PASADENA (CBSLA.com) -- O.J. Simpson has been announced as a finalist from the 1960s for the Rose Bowl Game All-Century Class, alongside former USC football coach John McKay and former Wisconsin quarterback Ron VanderKelen, reports CBS Los Angeles station KCBS-TV.
Simpson, 66, has served five years at Lovelock Correctional Center in Nevada, following his conviction on armed robbery charges.
In 1994, Simpson's heavily-publicized trial over the murders of his ex-wife, Nicole Brown Simpson, and her friend, Ronald Goldman, returned the former tailback to national attention. The trial, which lasted eight months, resulted in his acquittal.
Simpson was named Player of the Game in the 1968 Rose Bowl, in which he ran for 128 yards and scored a pair of touchdowns in the Trojans' 14-3 win over Indiana, giving USC the 1967 National Championship.
In 1969, Simpson ran for 171 yards on 28 carries as USC lost the Rose Bowl to Ohio State, 27-16.
The controversial former football star, who also saw some fame on the big screen, is also reportedly interesting in becoming a televangelist upon his anticipated release from prison, according to his manager, Norman Pardo,

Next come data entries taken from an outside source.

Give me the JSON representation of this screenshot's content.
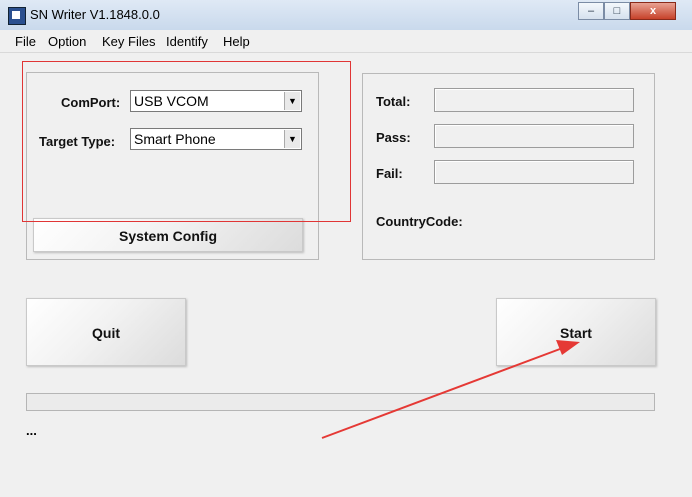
{
  "window": {
    "title": "SN Writer V1.1848.0.0",
    "minimize": "–",
    "maximize": "□",
    "close": "x"
  },
  "menu": [
    "File",
    "Option",
    "Key Files",
    "Identify",
    "Help"
  ],
  "settings": {
    "comport_label": "ComPort:",
    "comport_value": "USB VCOM",
    "target_label": "Target Type:",
    "target_value": "Smart Phone",
    "system_config_label": "System Config"
  },
  "stats": {
    "total_label": "Total:",
    "pass_label": "Pass:",
    "fail_label": "Fail:",
    "countrycode_label": "CountryCode:"
  },
  "actions": {
    "quit_label": "Quit",
    "start_label": "Start"
  },
  "status_text": "...",
  "colors": {
    "annotation": "#e53935",
    "background": "#f0f0f0"
  }
}
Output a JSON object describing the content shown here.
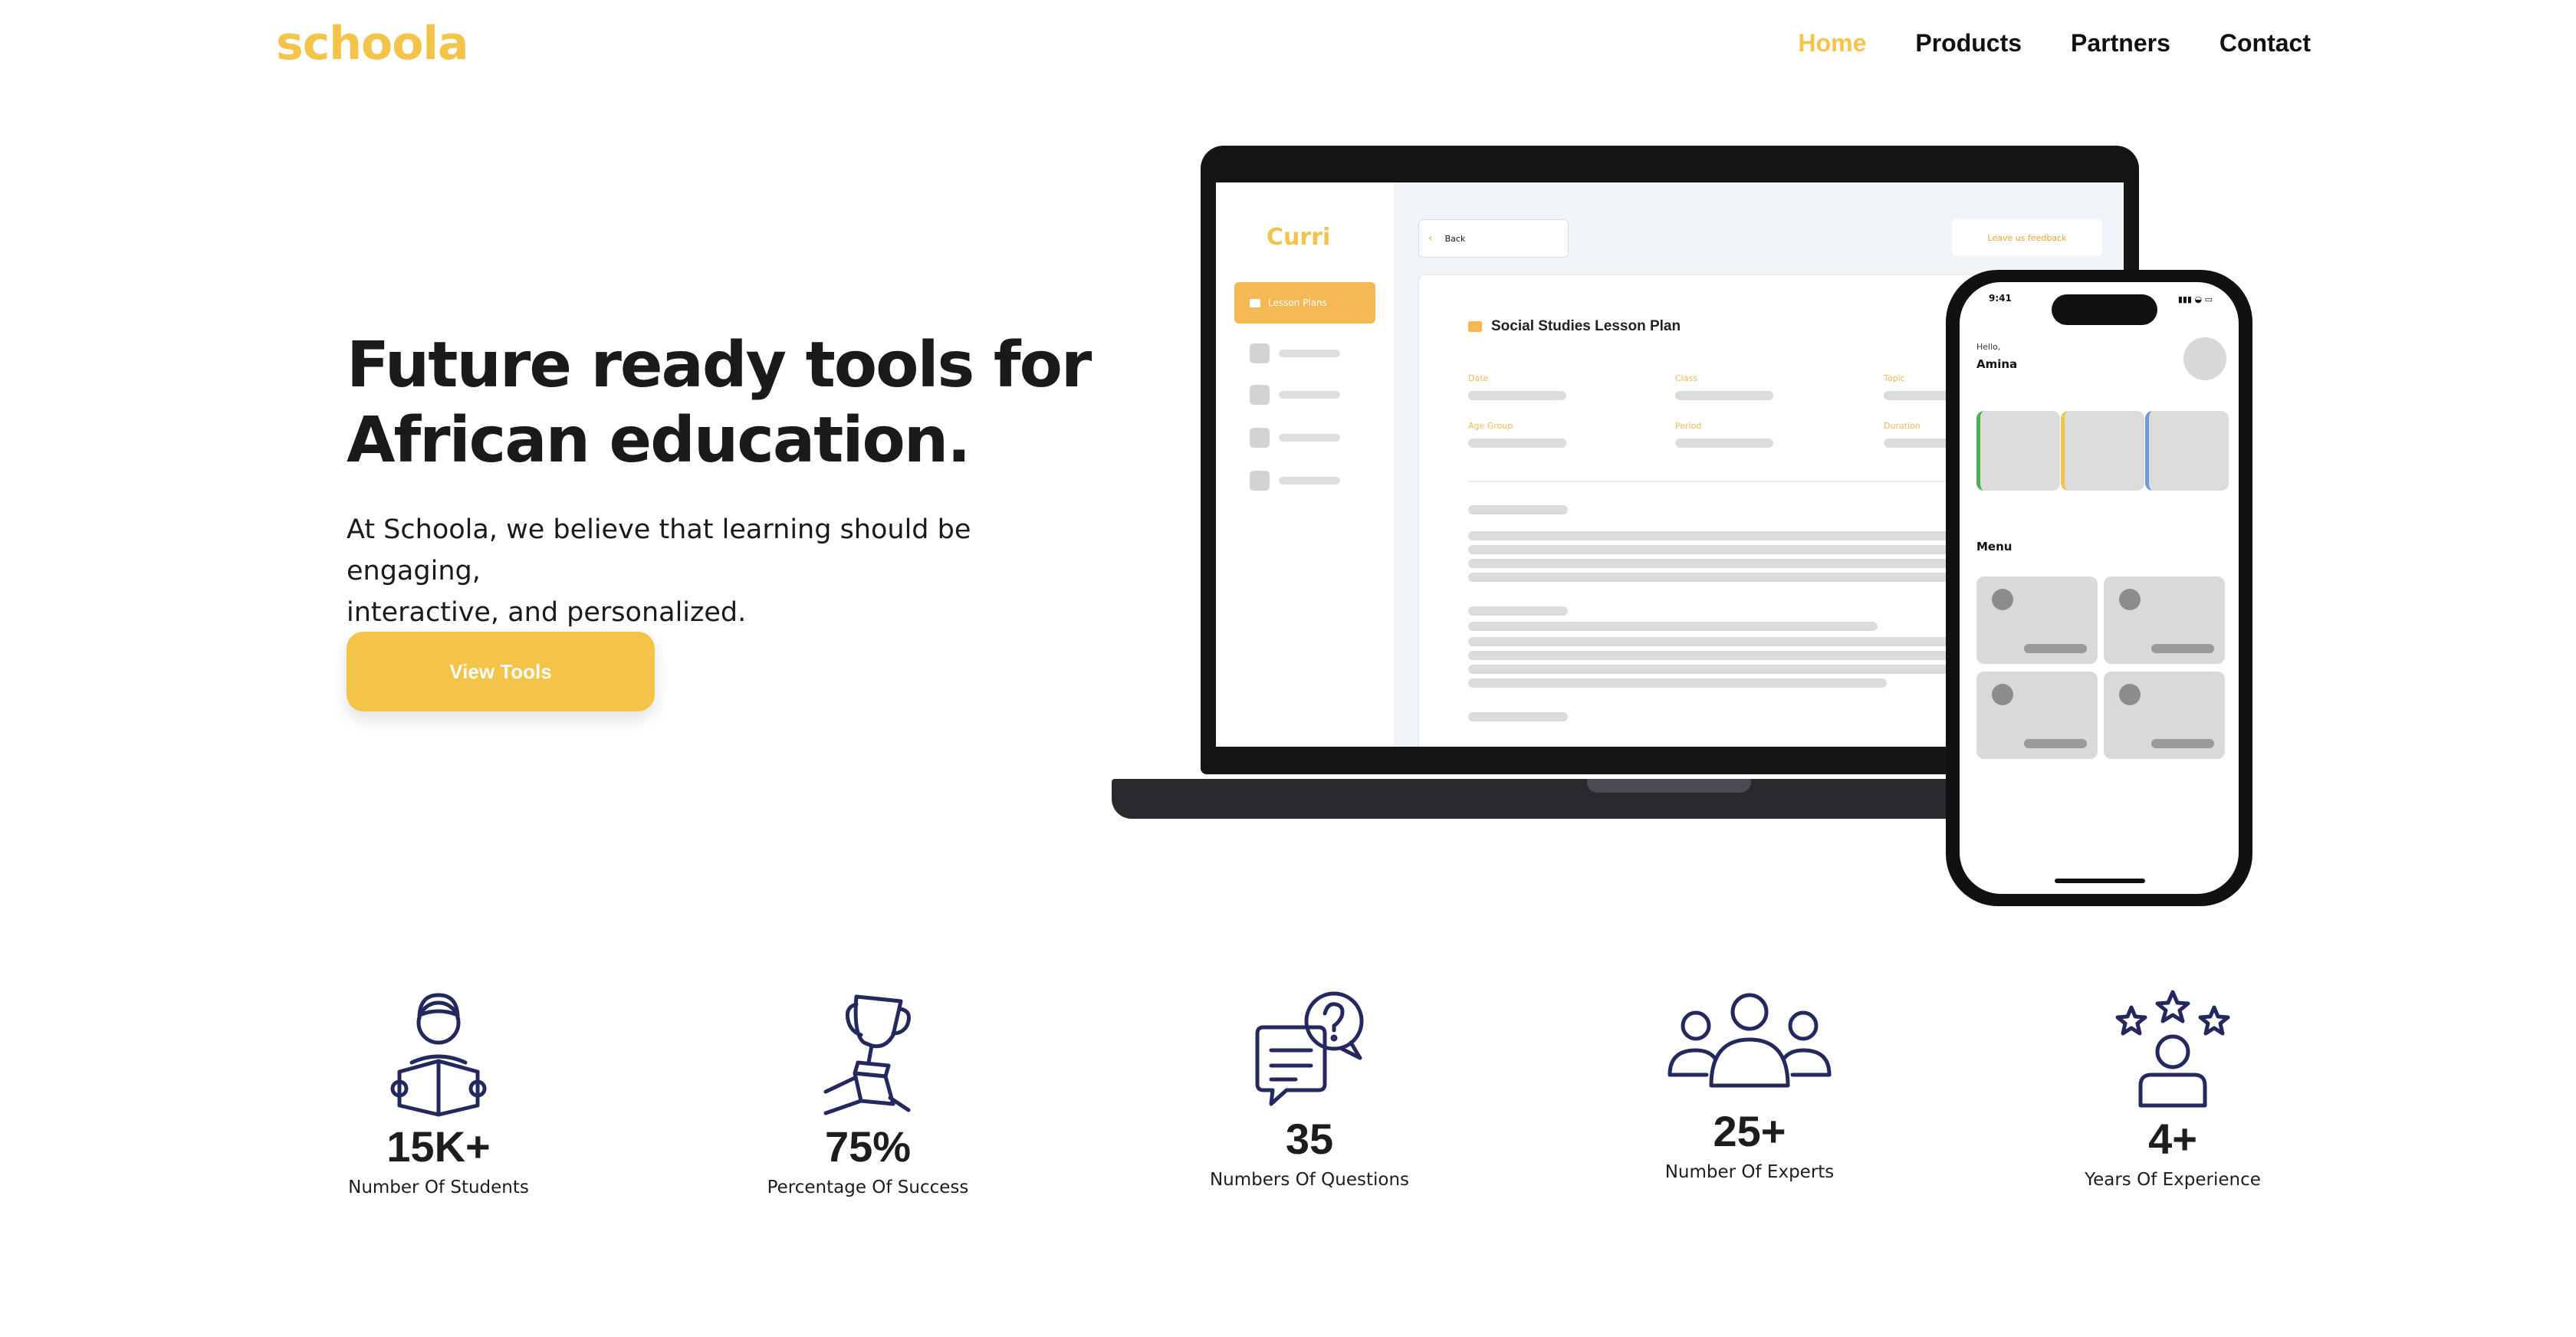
{
  "brand": {
    "logo": "schoola",
    "accent_color": "#f4c34a"
  },
  "nav": {
    "items": [
      {
        "label": "Home",
        "active": true
      },
      {
        "label": "Products",
        "active": false
      },
      {
        "label": "Partners",
        "active": false
      },
      {
        "label": "Contact",
        "active": false
      }
    ]
  },
  "hero": {
    "title_line1": "Future ready tools for",
    "title_line2": "African education.",
    "subtitle_line1": "At Schoola, we believe that learning should be engaging,",
    "subtitle_line2": "interactive, and personalized.",
    "cta_label": "View Tools"
  },
  "laptop_mockup": {
    "app_logo": "Curri",
    "sidebar_active": "Lesson Plans",
    "back_label": "Back",
    "feedback_label": "Leave us feedback",
    "plan_title": "Social Studies Lesson Plan",
    "fields": [
      "Date",
      "Class",
      "Topic",
      "Age Group",
      "Period",
      "Duration"
    ]
  },
  "phone_mockup": {
    "time": "9:41",
    "greeting": "Hello,",
    "name": "Amina",
    "menu_label": "Menu",
    "tile_accents": [
      "#4caf50",
      "#f4c34a",
      "#6b9bd8"
    ]
  },
  "stats": [
    {
      "value": "15K+",
      "label": "Number Of Students",
      "icon": "student-reading-icon"
    },
    {
      "value": "75%",
      "label": "Percentage Of Success",
      "icon": "trophy-hand-icon"
    },
    {
      "value": "35",
      "label": "Numbers Of Questions",
      "icon": "chat-question-icon"
    },
    {
      "value": "25+",
      "label": "Number Of Experts",
      "icon": "group-people-icon"
    },
    {
      "value": "4+",
      "label": "Years Of Experience",
      "icon": "person-stars-icon"
    }
  ]
}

McKay, who coached in five Rose Bowl games, is tied for the record of most Rose Bowl wins for a coach with fellow Trojan, Howard Jones. His eight appearances as a coach also ties the late Woody Hayes of Ohio State for second, behind the late Bo Schembechler of Michigan, who made 10 appearances.
VanderKelen set three Rose Bowl records in 1963, including passing yards (401), completions (33), and attempts (48) in the Badgers 42-37 loss to USC.
Several players and coaches representing each decade, selected by a committee consisting of members of the Football Writers Association of America, are to be announced each Sunday through the remainder of the 2013 college football regular season, in anticipation of the 100th Rose Bowl Game.
The All-Century Class will be announced on December 8; one representative from each decade, along with one player and one coach will be selected as the greatest in the history of the oldest bowl game in college football.